YOUR ASSIGNMENT ::
The entries shown here must be retyped in full, with no pictures included.

DATASET EXTRACT ::
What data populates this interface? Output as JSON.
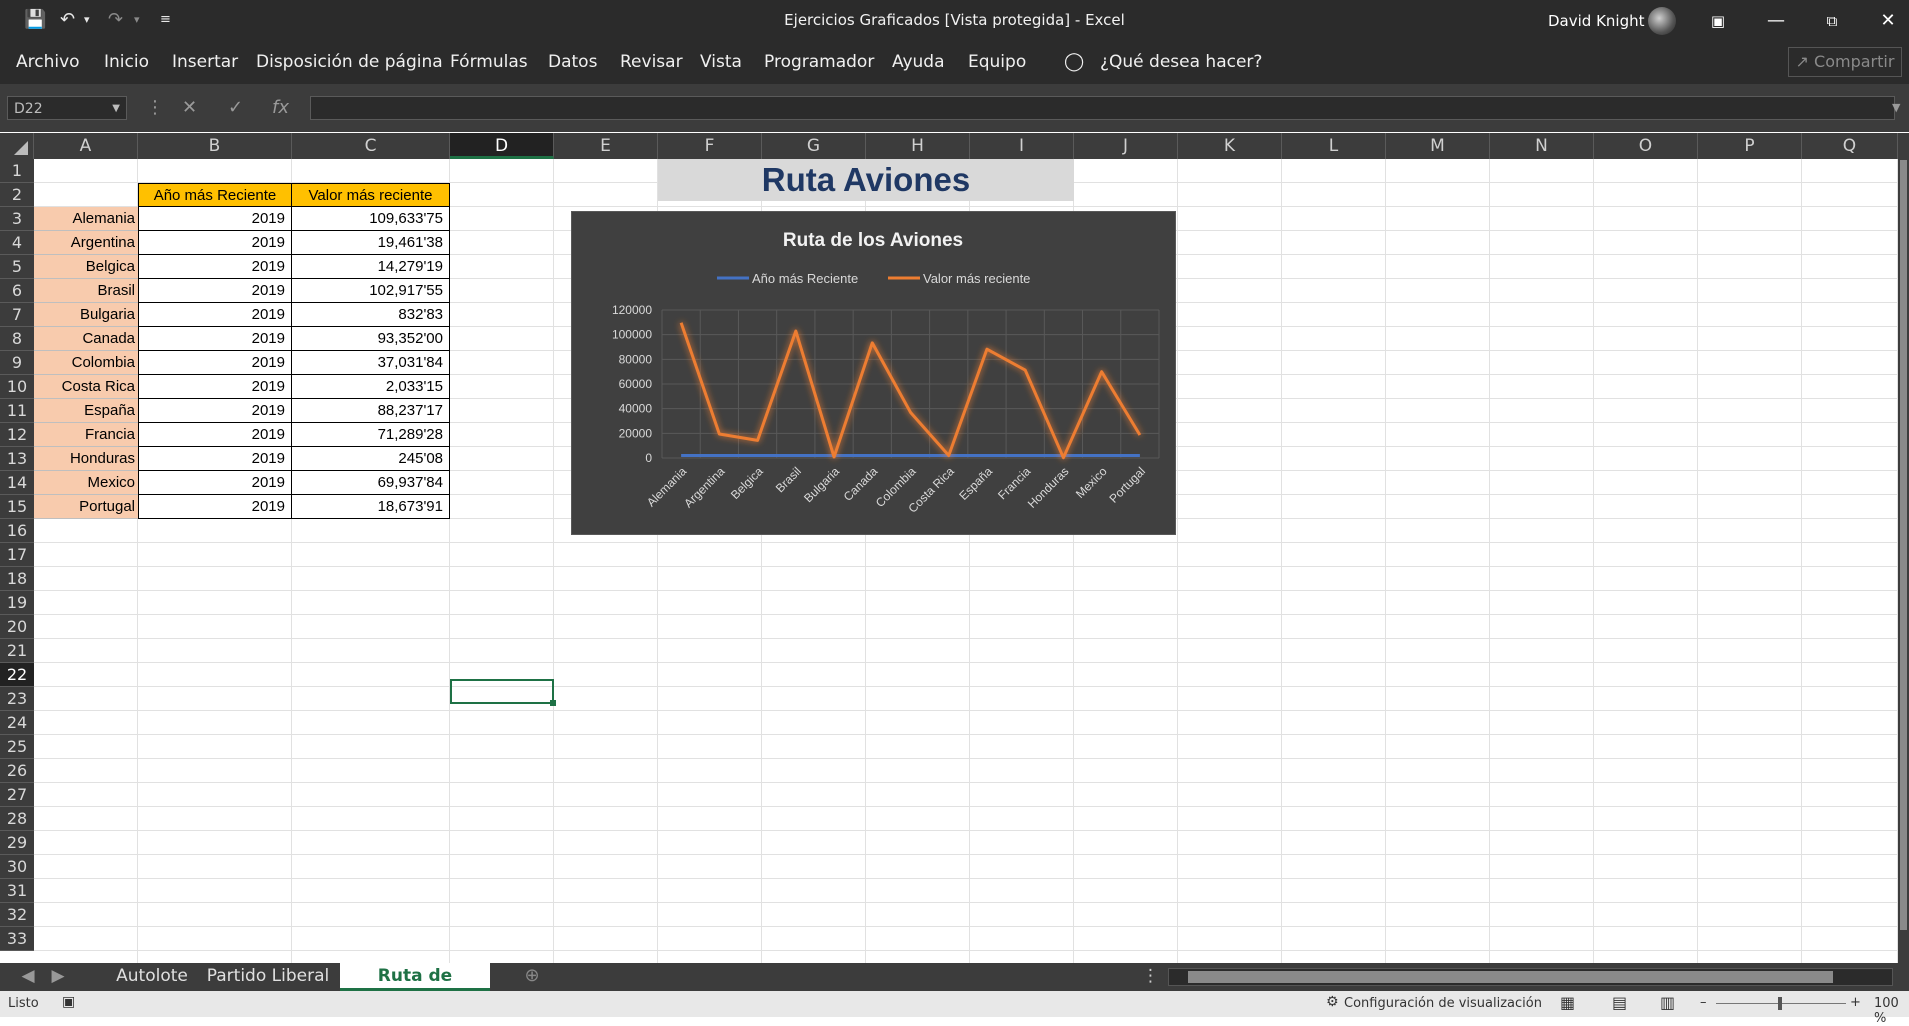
{
  "titlebar": {
    "title": "Ejercicios Graficados  [Vista protegida]  -  Excel",
    "user": "David Knight"
  },
  "menu": {
    "items": [
      "Archivo",
      "Inicio",
      "Insertar",
      "Disposición de página",
      "Fórmulas",
      "Datos",
      "Revisar",
      "Vista",
      "Programador",
      "Ayuda",
      "Equipo"
    ],
    "search": "¿Qué desea hacer?",
    "share": "Compartir"
  },
  "formula": {
    "namebox": "D22",
    "content": ""
  },
  "columns": [
    "A",
    "B",
    "C",
    "D",
    "E",
    "F",
    "G",
    "H",
    "I",
    "J",
    "K",
    "L",
    "M",
    "N",
    "O",
    "P",
    "Q"
  ],
  "rows": [
    "1",
    "2",
    "3",
    "4",
    "5",
    "6",
    "7",
    "8",
    "9",
    "10",
    "11",
    "12",
    "13",
    "14",
    "15",
    "16",
    "17",
    "18",
    "19",
    "20",
    "21",
    "22",
    "23",
    "24",
    "25",
    "26",
    "27",
    "28",
    "29",
    "30",
    "31",
    "32",
    "33"
  ],
  "sheet": {
    "title": "Ruta Aviones",
    "headers": [
      "Año más Reciente",
      "Valor más reciente"
    ],
    "rows": [
      {
        "country": "Alemania",
        "year": "2019",
        "value": "109,633'75"
      },
      {
        "country": "Argentina",
        "year": "2019",
        "value": "19,461'38"
      },
      {
        "country": "Belgica",
        "year": "2019",
        "value": "14,279'19"
      },
      {
        "country": "Brasil",
        "year": "2019",
        "value": "102,917'55"
      },
      {
        "country": "Bulgaria",
        "year": "2019",
        "value": "832'83"
      },
      {
        "country": "Canada",
        "year": "2019",
        "value": "93,352'00"
      },
      {
        "country": "Colombia",
        "year": "2019",
        "value": "37,031'84"
      },
      {
        "country": "Costa Rica",
        "year": "2019",
        "value": "2,033'15"
      },
      {
        "country": "España",
        "year": "2019",
        "value": "88,237'17"
      },
      {
        "country": "Francia",
        "year": "2019",
        "value": "71,289'28"
      },
      {
        "country": "Honduras",
        "year": "2019",
        "value": "245'08"
      },
      {
        "country": "Mexico",
        "year": "2019",
        "value": "69,937'84"
      },
      {
        "country": "Portugal",
        "year": "2019",
        "value": "18,673'91"
      }
    ]
  },
  "chart_data": {
    "type": "line",
    "title": "Ruta de los Aviones",
    "categories": [
      "Alemania",
      "Argentina",
      "Belgica",
      "Brasil",
      "Bulgaria",
      "Canada",
      "Colombia",
      "Costa Rica",
      "España",
      "Francia",
      "Honduras",
      "Mexico",
      "Portugal"
    ],
    "series": [
      {
        "name": "Año más Reciente",
        "color": "#4472c4",
        "values": [
          2019,
          2019,
          2019,
          2019,
          2019,
          2019,
          2019,
          2019,
          2019,
          2019,
          2019,
          2019,
          2019
        ]
      },
      {
        "name": "Valor más reciente",
        "color": "#ed7d31",
        "values": [
          109633.75,
          19461.38,
          14279.19,
          102917.55,
          832.83,
          93352.0,
          37031.84,
          2033.15,
          88237.17,
          71289.28,
          245.08,
          69937.84,
          18673.91
        ]
      }
    ],
    "yticks": [
      "0",
      "20000",
      "40000",
      "60000",
      "80000",
      "100000",
      "120000"
    ],
    "ylim": [
      0,
      120000
    ],
    "legend": "top",
    "grid": true
  },
  "tabs": [
    "Autolote",
    "Partido Liberal",
    "Ruta de aviones"
  ],
  "active_tab": "Ruta de aviones",
  "status": {
    "ready": "Listo",
    "display_settings": "Configuración de visualización",
    "zoom": "100 %"
  }
}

ANSWER SECTION ::
What data populates this interface? Output as JSON.
{
  "titlebar": {
    "title": "Ejercicios Graficados  [Vista protegida]  -  Excel",
    "user": "David Knight"
  },
  "menu": {
    "items": [
      "Archivo",
      "Inicio",
      "Insertar",
      "Disposición de página",
      "Fórmulas",
      "Datos",
      "Revisar",
      "Vista",
      "Programador",
      "Ayuda",
      "Equipo"
    ],
    "search": "¿Qué desea hacer?",
    "share": "Compartir"
  },
  "formula": {
    "namebox": "D22",
    "content": ""
  },
  "columns": [
    "A",
    "B",
    "C",
    "D",
    "E",
    "F",
    "G",
    "H",
    "I",
    "J",
    "K",
    "L",
    "M",
    "N",
    "O",
    "P",
    "Q"
  ],
  "rows": [
    "1",
    "2",
    "3",
    "4",
    "5",
    "6",
    "7",
    "8",
    "9",
    "10",
    "11",
    "12",
    "13",
    "14",
    "15",
    "16",
    "17",
    "18",
    "19",
    "20",
    "21",
    "22",
    "23",
    "24",
    "25",
    "26",
    "27",
    "28",
    "29",
    "30",
    "31",
    "32",
    "33"
  ],
  "sheet": {
    "title": "Ruta Aviones",
    "headers": [
      "Año más Reciente",
      "Valor más reciente"
    ],
    "rows": [
      {
        "country": "Alemania",
        "year": "2019",
        "value": "109,633'75"
      },
      {
        "country": "Argentina",
        "year": "2019",
        "value": "19,461'38"
      },
      {
        "country": "Belgica",
        "year": "2019",
        "value": "14,279'19"
      },
      {
        "country": "Brasil",
        "year": "2019",
        "value": "102,917'55"
      },
      {
        "country": "Bulgaria",
        "year": "2019",
        "value": "832'83"
      },
      {
        "country": "Canada",
        "year": "2019",
        "value": "93,352'00"
      },
      {
        "country": "Colombia",
        "year": "2019",
        "value": "37,031'84"
      },
      {
        "country": "Costa Rica",
        "year": "2019",
        "value": "2,033'15"
      },
      {
        "country": "España",
        "year": "2019",
        "value": "88,237'17"
      },
      {
        "country": "Francia",
        "year": "2019",
        "value": "71,289'28"
      },
      {
        "country": "Honduras",
        "year": "2019",
        "value": "245'08"
      },
      {
        "country": "Mexico",
        "year": "2019",
        "value": "69,937'84"
      },
      {
        "country": "Portugal",
        "year": "2019",
        "value": "18,673'91"
      }
    ]
  },
  "chart_data": {
    "type": "line",
    "title": "Ruta de los Aviones",
    "categories": [
      "Alemania",
      "Argentina",
      "Belgica",
      "Brasil",
      "Bulgaria",
      "Canada",
      "Colombia",
      "Costa Rica",
      "España",
      "Francia",
      "Honduras",
      "Mexico",
      "Portugal"
    ],
    "series": [
      {
        "name": "Año más Reciente",
        "color": "#4472c4",
        "values": [
          2019,
          2019,
          2019,
          2019,
          2019,
          2019,
          2019,
          2019,
          2019,
          2019,
          2019,
          2019,
          2019
        ]
      },
      {
        "name": "Valor más reciente",
        "color": "#ed7d31",
        "values": [
          109633.75,
          19461.38,
          14279.19,
          102917.55,
          832.83,
          93352.0,
          37031.84,
          2033.15,
          88237.17,
          71289.28,
          245.08,
          69937.84,
          18673.91
        ]
      }
    ],
    "yticks": [
      "0",
      "20000",
      "40000",
      "60000",
      "80000",
      "100000",
      "120000"
    ],
    "ylim": [
      0,
      120000
    ],
    "legend": "top",
    "grid": true
  },
  "tabs": [
    "Autolote",
    "Partido Liberal",
    "Ruta de aviones"
  ],
  "active_tab": "Ruta de aviones",
  "status": {
    "ready": "Listo",
    "display_settings": "Configuración de visualización",
    "zoom": "100 %"
  }
}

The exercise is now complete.